Would you reproduce the entries that follow exactly as they appear?

Start of Data for analysis

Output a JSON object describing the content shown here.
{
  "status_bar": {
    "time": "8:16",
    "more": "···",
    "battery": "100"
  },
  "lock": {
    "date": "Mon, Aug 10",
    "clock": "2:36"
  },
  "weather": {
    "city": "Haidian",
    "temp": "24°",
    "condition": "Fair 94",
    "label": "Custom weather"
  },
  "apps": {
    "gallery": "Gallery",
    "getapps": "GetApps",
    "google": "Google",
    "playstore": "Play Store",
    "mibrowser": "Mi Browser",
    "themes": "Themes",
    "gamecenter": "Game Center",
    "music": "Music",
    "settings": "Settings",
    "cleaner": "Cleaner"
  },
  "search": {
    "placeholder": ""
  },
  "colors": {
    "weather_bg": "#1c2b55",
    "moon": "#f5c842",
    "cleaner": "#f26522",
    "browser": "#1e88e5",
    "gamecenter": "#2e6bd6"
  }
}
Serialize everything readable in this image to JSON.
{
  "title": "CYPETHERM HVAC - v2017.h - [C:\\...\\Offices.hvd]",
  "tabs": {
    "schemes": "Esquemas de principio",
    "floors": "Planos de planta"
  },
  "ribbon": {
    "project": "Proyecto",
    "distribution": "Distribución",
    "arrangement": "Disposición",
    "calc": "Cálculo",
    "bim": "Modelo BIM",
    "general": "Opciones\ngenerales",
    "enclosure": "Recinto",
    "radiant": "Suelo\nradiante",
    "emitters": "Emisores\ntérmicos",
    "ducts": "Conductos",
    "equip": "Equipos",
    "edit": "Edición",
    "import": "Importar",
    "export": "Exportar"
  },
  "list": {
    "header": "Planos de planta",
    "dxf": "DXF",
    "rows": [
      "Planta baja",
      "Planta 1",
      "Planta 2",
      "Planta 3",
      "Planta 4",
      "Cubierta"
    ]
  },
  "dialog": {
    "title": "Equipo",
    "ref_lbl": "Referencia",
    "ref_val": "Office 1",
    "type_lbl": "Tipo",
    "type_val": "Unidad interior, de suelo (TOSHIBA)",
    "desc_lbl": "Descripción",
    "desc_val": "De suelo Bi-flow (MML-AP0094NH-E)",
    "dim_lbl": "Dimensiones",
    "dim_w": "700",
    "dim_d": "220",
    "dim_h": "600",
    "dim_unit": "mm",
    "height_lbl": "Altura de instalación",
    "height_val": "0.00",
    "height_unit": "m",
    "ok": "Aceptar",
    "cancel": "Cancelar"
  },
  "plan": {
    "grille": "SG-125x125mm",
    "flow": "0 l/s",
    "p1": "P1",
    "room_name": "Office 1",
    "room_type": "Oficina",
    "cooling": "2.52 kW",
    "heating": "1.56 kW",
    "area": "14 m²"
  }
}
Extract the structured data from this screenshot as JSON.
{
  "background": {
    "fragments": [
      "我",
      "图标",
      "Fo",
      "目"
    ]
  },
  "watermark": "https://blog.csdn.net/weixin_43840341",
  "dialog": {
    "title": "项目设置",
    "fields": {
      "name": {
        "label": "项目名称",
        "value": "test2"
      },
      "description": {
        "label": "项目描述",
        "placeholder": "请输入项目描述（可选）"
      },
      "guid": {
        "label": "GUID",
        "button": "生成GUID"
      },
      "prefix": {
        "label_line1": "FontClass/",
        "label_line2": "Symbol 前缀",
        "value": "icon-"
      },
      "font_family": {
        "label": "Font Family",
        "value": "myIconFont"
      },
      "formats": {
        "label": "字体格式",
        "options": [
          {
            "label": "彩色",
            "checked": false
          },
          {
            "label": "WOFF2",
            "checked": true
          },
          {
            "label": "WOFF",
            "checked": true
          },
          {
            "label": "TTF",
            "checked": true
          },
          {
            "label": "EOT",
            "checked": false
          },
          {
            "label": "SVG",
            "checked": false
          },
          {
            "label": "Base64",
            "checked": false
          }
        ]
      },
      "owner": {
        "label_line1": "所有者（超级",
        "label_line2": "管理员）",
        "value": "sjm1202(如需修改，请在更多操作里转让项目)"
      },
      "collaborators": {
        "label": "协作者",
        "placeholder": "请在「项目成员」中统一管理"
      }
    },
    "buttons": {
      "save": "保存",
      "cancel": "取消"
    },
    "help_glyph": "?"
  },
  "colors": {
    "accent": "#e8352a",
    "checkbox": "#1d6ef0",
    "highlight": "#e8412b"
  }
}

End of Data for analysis

- [Completed task]
Output a JSON object describing the content shown here.
{
  "status_bar": {
    "time": "8:16",
    "more": "···",
    "battery": "100"
  },
  "lock": {
    "date": "Mon, Aug 10",
    "clock": "2:36"
  },
  "weather": {
    "city": "Haidian",
    "temp": "24°",
    "condition": "Fair 94",
    "label": "Custom weather"
  },
  "apps": {
    "gallery": "Gallery",
    "getapps": "GetApps",
    "google": "Google",
    "playstore": "Play Store",
    "mibrowser": "Mi Browser",
    "themes": "Themes",
    "gamecenter": "Game Center",
    "music": "Music",
    "settings": "Settings",
    "cleaner": "Cleaner"
  },
  "search": {
    "placeholder": ""
  },
  "colors": {
    "weather_bg": "#1c2b55",
    "moon": "#f5c842",
    "cleaner": "#f26522",
    "browser": "#1e88e5",
    "gamecenter": "#2e6bd6"
  }
}
Serialize everything readable in this image to JSON.
{
  "title": "CYPETHERM HVAC - v2017.h - [C:\\...\\Offices.hvd]",
  "tabs": {
    "schemes": "Esquemas de principio",
    "floors": "Planos de planta"
  },
  "ribbon": {
    "project": "Proyecto",
    "distribution": "Distribución",
    "arrangement": "Disposición",
    "calc": "Cálculo",
    "bim": "Modelo BIM",
    "general": "Opciones\ngenerales",
    "enclosure": "Recinto",
    "radiant": "Suelo\nradiante",
    "emitters": "Emisores\ntérmicos",
    "ducts": "Conductos",
    "equip": "Equipos",
    "edit": "Edición",
    "import": "Importar",
    "export": "Exportar"
  },
  "list": {
    "header": "Planos de planta",
    "dxf": "DXF",
    "rows": [
      "Planta baja",
      "Planta 1",
      "Planta 2",
      "Planta 3",
      "Planta 4",
      "Cubierta"
    ]
  },
  "dialog": {
    "title": "Equipo",
    "ref_lbl": "Referencia",
    "ref_val": "Office 1",
    "type_lbl": "Tipo",
    "type_val": "Unidad interior, de suelo (TOSHIBA)",
    "desc_lbl": "Descripción",
    "desc_val": "De suelo Bi-flow (MML-AP0094NH-E)",
    "dim_lbl": "Dimensiones",
    "dim_w": "700",
    "dim_d": "220",
    "dim_h": "600",
    "dim_unit": "mm",
    "height_lbl": "Altura de instalación",
    "height_val": "0.00",
    "height_unit": "m",
    "ok": "Aceptar",
    "cancel": "Cancelar"
  },
  "plan": {
    "grille": "SG-125x125mm",
    "flow": "0 l/s",
    "p1": "P1",
    "room_name": "Office 1",
    "room_type": "Oficina",
    "cooling": "2.52 kW",
    "heating": "1.56 kW",
    "area": "14 m²"
  }
}
Extract the structured data from this screenshot as JSON.
{
  "background": {
    "fragments": [
      "我",
      "图标",
      "Fo",
      "目"
    ]
  },
  "watermark": "https://blog.csdn.net/weixin_43840341",
  "dialog": {
    "title": "项目设置",
    "fields": {
      "name": {
        "label": "项目名称",
        "value": "test2"
      },
      "description": {
        "label": "项目描述",
        "placeholder": "请输入项目描述（可选）"
      },
      "guid": {
        "label": "GUID",
        "button": "生成GUID"
      },
      "prefix": {
        "label_line1": "FontClass/",
        "label_line2": "Symbol 前缀",
        "value": "icon-"
      },
      "font_family": {
        "label": "Font Family",
        "value": "myIconFont"
      },
      "formats": {
        "label": "字体格式",
        "options": [
          {
            "label": "彩色",
            "checked": false
          },
          {
            "label": "WOFF2",
            "checked": true
          },
          {
            "label": "WOFF",
            "checked": true
          },
          {
            "label": "TTF",
            "checked": true
          },
          {
            "label": "EOT",
            "checked": false
          },
          {
            "label": "SVG",
            "checked": false
          },
          {
            "label": "Base64",
            "checked": false
          }
        ]
      },
      "owner": {
        "label_line1": "所有者（超级",
        "label_line2": "管理员）",
        "value": "sjm1202(如需修改，请在更多操作里转让项目)"
      },
      "collaborators": {
        "label": "协作者",
        "placeholder": "请在「项目成员」中统一管理"
      }
    },
    "buttons": {
      "save": "保存",
      "cancel": "取消"
    },
    "help_glyph": "?"
  },
  "colors": {
    "accent": "#e8352a",
    "checkbox": "#1d6ef0",
    "highlight": "#e8412b"
  }
}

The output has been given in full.